## Task goal:
Nothing in the data below may be left out; return all of it exactly.

## Exercise materials:
::::::::

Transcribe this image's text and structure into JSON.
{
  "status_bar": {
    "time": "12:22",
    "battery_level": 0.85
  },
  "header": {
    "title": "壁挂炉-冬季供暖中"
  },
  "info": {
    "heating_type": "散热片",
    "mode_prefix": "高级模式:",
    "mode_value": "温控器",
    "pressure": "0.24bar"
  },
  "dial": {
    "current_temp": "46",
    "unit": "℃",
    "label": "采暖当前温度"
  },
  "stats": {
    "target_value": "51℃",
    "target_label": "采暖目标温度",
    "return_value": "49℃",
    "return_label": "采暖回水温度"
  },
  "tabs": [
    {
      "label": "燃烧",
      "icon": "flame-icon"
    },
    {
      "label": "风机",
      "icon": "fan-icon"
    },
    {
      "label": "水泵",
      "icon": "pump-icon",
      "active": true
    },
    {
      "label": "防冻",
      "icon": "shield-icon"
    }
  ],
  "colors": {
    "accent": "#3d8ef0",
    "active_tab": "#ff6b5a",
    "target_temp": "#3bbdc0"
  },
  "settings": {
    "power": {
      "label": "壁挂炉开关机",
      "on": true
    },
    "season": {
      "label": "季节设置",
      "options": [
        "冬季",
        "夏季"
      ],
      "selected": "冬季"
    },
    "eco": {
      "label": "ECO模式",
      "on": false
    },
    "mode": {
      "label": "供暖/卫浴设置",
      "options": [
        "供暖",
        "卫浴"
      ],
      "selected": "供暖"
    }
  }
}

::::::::

## Answer for this exercise:
Transcribe this image's text and structure into JSON.
{
  "status_bar": {
    "time": "12:22",
    "battery_level": 0.85
  },
  "header": {
    "title": "壁挂炉-冬季供暖中"
  },
  "info": {
    "heating_type": "散热片",
    "mode_prefix": "高级模式:",
    "mode_value": "温控器",
    "pressure": "0.24bar"
  },
  "dial": {
    "current_temp": "46",
    "unit": "℃",
    "label": "采暖当前温度"
  },
  "stats": {
    "target_value": "51℃",
    "target_label": "采暖目标温度",
    "return_value": "49℃",
    "return_label": "采暖回水温度"
  },
  "tabs": [
    {
      "label": "燃烧",
      "icon": "flame-icon"
    },
    {
      "label": "风机",
      "icon": "fan-icon"
    },
    {
      "label": "水泵",
      "icon": "pump-icon",
      "active": true
    },
    {
      "label": "防冻",
      "icon": "shield-icon"
    }
  ],
  "colors": {
    "accent": "#3d8ef0",
    "active_tab": "#ff6b5a",
    "target_temp": "#3bbdc0"
  },
  "settings": {
    "power": {
      "label": "壁挂炉开关机",
      "on": true
    },
    "season": {
      "label": "季节设置",
      "options": [
        "冬季",
        "夏季"
      ],
      "selected": "冬季"
    },
    "eco": {
      "label": "ECO模式",
      "on": false
    },
    "mode": {
      "label": "供暖/卫浴设置",
      "options": [
        "供暖",
        "卫浴"
      ],
      "selected": "供暖"
    }
  }
}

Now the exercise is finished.